Hamsters and other small rodents make wonderful and adorable pets. With their cute, furry appearances and engaging behaviors, these tiny creatures can bring joy and companionship to your life. However, like all pets, they require proper care and attention to thrive. In this guide, we’ll explore the essential aspects of caring for a hamster or other rodent pet, ensuring a happy and healthy life for your furry friend.
Selecting the Right Rodent
The first step in responsible pet ownership is choosing the right type of rodent. Common rodent pets include Syrian hamsters, dwarf hamsters, gerbils, and mice. Each species has its unique characteristics, so do your research to find the one that suits your lifestyle and preferences best.
Creating the Ideal Habitat
Housing: Provide a safe and comfortable habitat for your rodent. A well-ventilated glass or plastic cage with a secure lid is suitable. Ensure there are no sharp edges that can harm your pet, and choose a cage with narrow bar spacing to prevent escapes.
Bedding: Use appropriate bedding material to keep your pet cozy and promote burrowing.

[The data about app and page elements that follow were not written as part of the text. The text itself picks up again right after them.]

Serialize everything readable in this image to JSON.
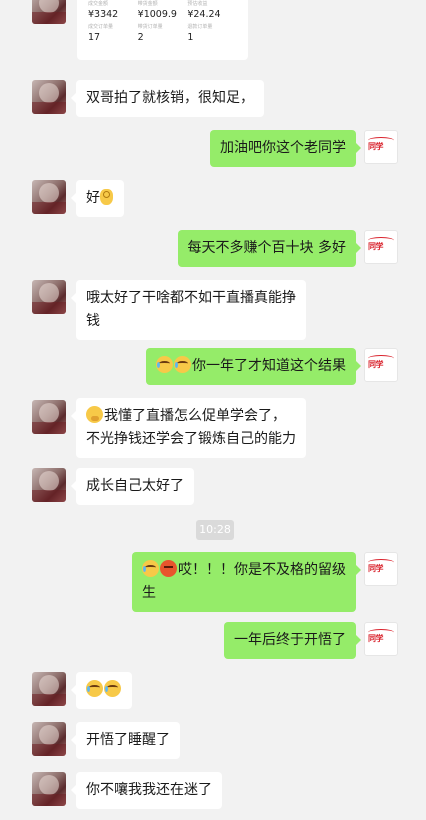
{
  "order_card": {
    "labels": [
      "成交金额",
      "带货金额",
      "预估收益"
    ],
    "values_top": [
      "¥3342",
      "¥1009.9",
      "¥24.24"
    ],
    "labels2": [
      "成交订单量",
      "带货订单量",
      "退款订单量"
    ],
    "values_bottom": [
      "17",
      "2",
      "1"
    ]
  },
  "messages": [
    {
      "side": "in",
      "lines": [
        "双哥拍了就核销，很知足，"
      ]
    },
    {
      "side": "out",
      "lines": [
        "加油吧你这个老同学"
      ]
    },
    {
      "side": "in",
      "lines": [
        "好"
      ],
      "emoji_after": "ok-hand-icon"
    },
    {
      "side": "out",
      "lines": [
        "每天不多赚个百十块 多好"
      ]
    },
    {
      "side": "in",
      "lines": [
        "哦太好了干啥都不如干直播真能挣",
        "钱"
      ]
    },
    {
      "side": "out",
      "lines": [
        "你一年了才知道这个结果"
      ],
      "emoji_before": [
        "laugh-cry-icon",
        "laugh-cry-icon"
      ]
    },
    {
      "side": "in",
      "lines": [
        "我懂了直播怎么促单学会了，",
        "不光挣钱还学会了锻炼自己的能力"
      ],
      "emoji_before": [
        "thinking-icon"
      ]
    },
    {
      "side": "in",
      "lines": [
        "成长自己太好了"
      ]
    },
    {
      "side": "time",
      "text": "10:28"
    },
    {
      "side": "out",
      "lines": [
        "哎！！！你是不及格的留级",
        "生"
      ],
      "emoji_before": [
        "laugh-cry-icon",
        "angry-icon"
      ]
    },
    {
      "side": "out",
      "lines": [
        "一年后终于开悟了"
      ]
    },
    {
      "side": "in",
      "lines": [
        ""
      ],
      "emoji_before": [
        "laugh-cry-icon",
        "laugh-cry-icon"
      ]
    },
    {
      "side": "in",
      "lines": [
        "开悟了睡醒了"
      ]
    },
    {
      "side": "in",
      "lines": [
        "你不嚷我我还在迷了"
      ]
    }
  ],
  "contact_avatar": {
    "logo_text": "同学"
  },
  "colors": {
    "background": "#f2f2f2",
    "outgoing_bubble": "#95ec69",
    "incoming_bubble": "#ffffff",
    "logo_red": "#d9232d"
  }
}
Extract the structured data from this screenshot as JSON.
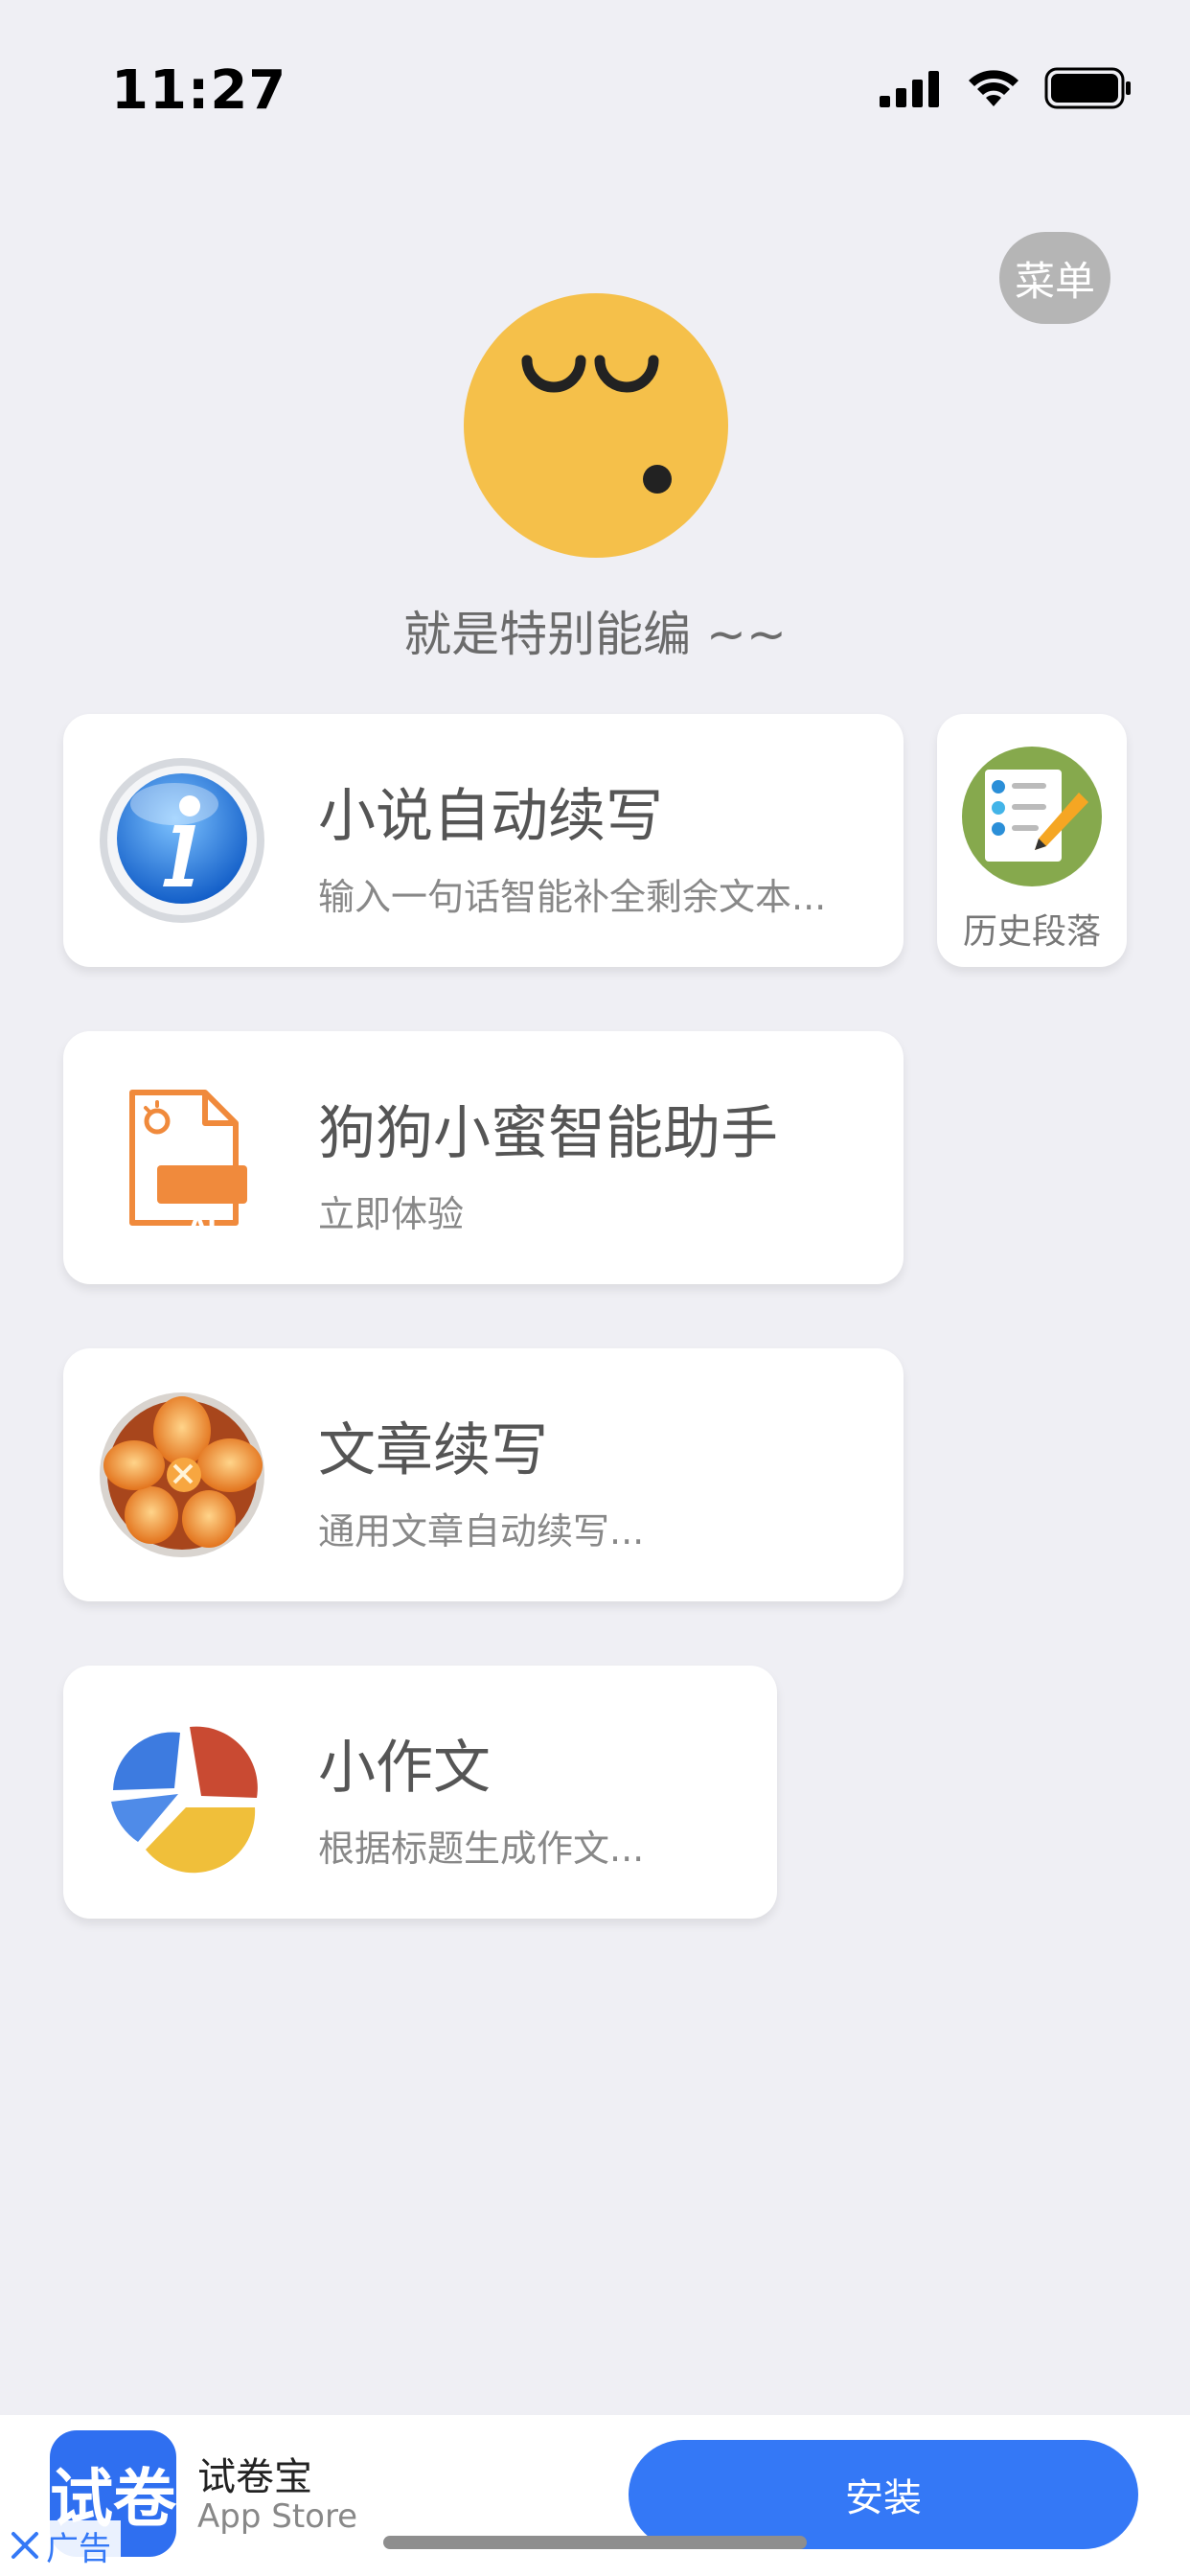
{
  "status_bar": {
    "time": "11:27"
  },
  "header": {
    "menu_label": "菜单",
    "slogan": "就是特别能编 ~~"
  },
  "cards": [
    {
      "title": "小说自动续写",
      "subtitle": "输入一句话智能补全剩余文本..."
    },
    {
      "title": "狗狗小蜜智能助手",
      "subtitle": "立即体验",
      "icon_text": "AI"
    },
    {
      "title": "文章续写",
      "subtitle": "通用文章自动续写..."
    },
    {
      "title": "小作文",
      "subtitle": "根据标题生成作文..."
    }
  ],
  "history": {
    "label": "历史段落"
  },
  "ad": {
    "icon_text": "试卷",
    "app_name": "试卷宝",
    "store": "App Store",
    "install_label": "安装",
    "tag_label": "广告"
  },
  "colors": {
    "background": "#efeff4",
    "face": "#f5c04a",
    "accent": "#3478f6",
    "menu_button": "#b5b5b5"
  }
}
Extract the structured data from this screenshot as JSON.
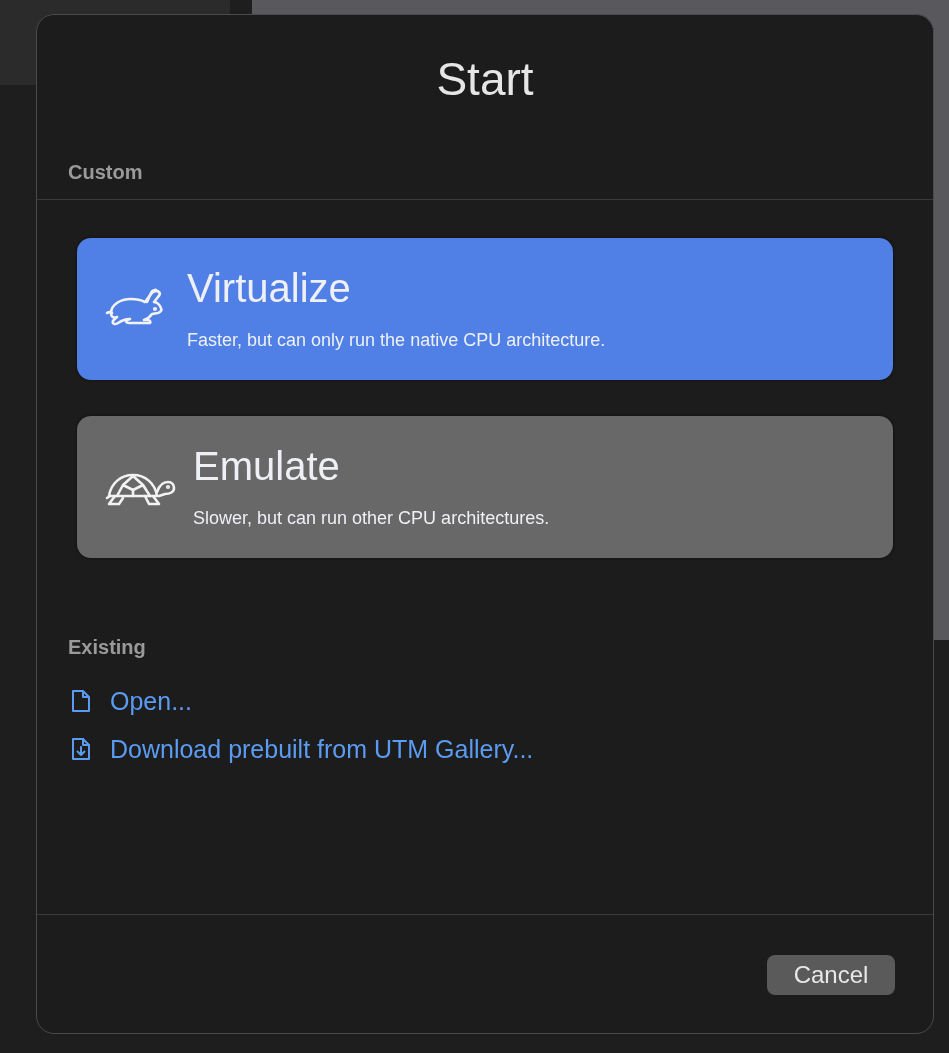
{
  "dialog": {
    "title": "Start",
    "custom": {
      "heading": "Custom",
      "options": [
        {
          "kind": "rabbit",
          "title": "Virtualize",
          "description": "Faster, but can only run the native CPU architecture.",
          "selected": true
        },
        {
          "kind": "turtle",
          "title": "Emulate",
          "description": "Slower, but can run other CPU architectures.",
          "selected": false
        }
      ]
    },
    "existing": {
      "heading": "Existing",
      "links": [
        {
          "kind": "file",
          "label": "Open..."
        },
        {
          "kind": "download",
          "label": "Download prebuilt from UTM Gallery..."
        }
      ]
    },
    "buttons": [
      "Cancel"
    ]
  }
}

Aspen shavings, paper-based bedding, or hemp-based bedding are good options.
Nesting Material: Provide soft materials like tissue paper, plain paper, or safe nesting material designed for small pets. This allows your rodent to build nests and burrow.
Hideouts: Include hideouts and tunnels to provide your pet with a sense of security. Tubes and small wooden houses work well.
Balanced Diet: Provide a well-balanced diet that meets your rodent’s nutritional needs. Commercial hamster or rodent food mix is a convenient choice. These mixes usually consist of seeds, grains, and pellets. Ensure your pet’s food has a protein content of around 12-15%.
Fresh Water: Always provide clean, fresh water. Use a water bottle with a sipper tube to prevent spillage and contamination.
Fresh Vegetables: Supplement your pet’s diet with fresh vegetables, such as carrots, cucumber, and broccoli. Fruits like apple and pear can be occasional treats.
Avoid Toxic Foods: Be aware of foods that are toxic to rodents, including chocolate, garlic, onions, and citrus fruits. These can be harmful to their health.
Maintaining a Clean Environment
Regular Cleaning: Keep your rodent’s habitat clean by scooping out soiled bedding and waste daily. Replace bedding and clean the cage every one to two weeks.
Spot Cleaning: Regularly spot-clean your pet’s enclosure by removing uneaten food, soiled bedding, and any waste.
Safe Cleaning Products: When cleaning, use mild, pet-safe cleaning solutions. Avoid harsh chemicals that could harm your pet.
Exercise and Mental Stimulation
Exercise Wheel: A running wheel is a crucial addition to your rodent’s habitat. It provides exercise and mental stimulation. Ensure it’s an appropriate size to prevent back injuries.
Toys and Chews: Offer a variety of toys, tunnels, and chews to keep your pet mentally engaged. Cardboard tubes, wooden toys, and gnawing blocks are great options.
Interaction: Spend time interacting with your rodent. Gently handle and play with your pet to build trust and create a bond.
Health and Wellness
Regular Vet Visits: Schedule regular check-ups with an exotic pet veterinarian to monitor your rodent’s health. Early detection of health issues can improve the chances of successful treatment.
Signs of Illness: Be attentive to signs of illness, such as changes in behavior, reduced activity, weight loss, difficulty breathing, or unusual discharge. If you notice any of these, consult your vet immediately.
Preventive Measures: Keep your pet’s habitat clean, provide proper nutrition, and ensure they have an exercise wheel to prevent obesity, which is common in captive rodents.
Handling and Socialization
Gentle Handling: Handle your rodent gently and avoid sudden movements. Be patient, and let your pet get used to your presence.
Socialization: Regular interaction is essential for keeping your pet accustomed to human contact. This helps to minimize stress and fear.
Respect Sleep Patterns: Remember that rodents are crepuscular, which means they are most active at dawn and dusk. Try not to disturb their rest during the day or night.
Designated Play Area: Create a designated, secure play area where your pet can roam outside of the cage. Use playpens or enclosures to prevent escapes.
Supervision: Always supervise your pet during playtime. Make sure there are no hazards or potential dangers in the play area.
Caring for a hamster or other rodent pet can be a rewarding experience when done right. These small animals have unique needs that require attention and dedication. Remember to choose the right rodent for your lifestyle, provide proper nutrition, maintain a clean environment, offer mental stimulation, and prioritize their health and well-being. With these steps, you can ensure your furry friend lives a happy, healthy, and fulfilled life as part of your family.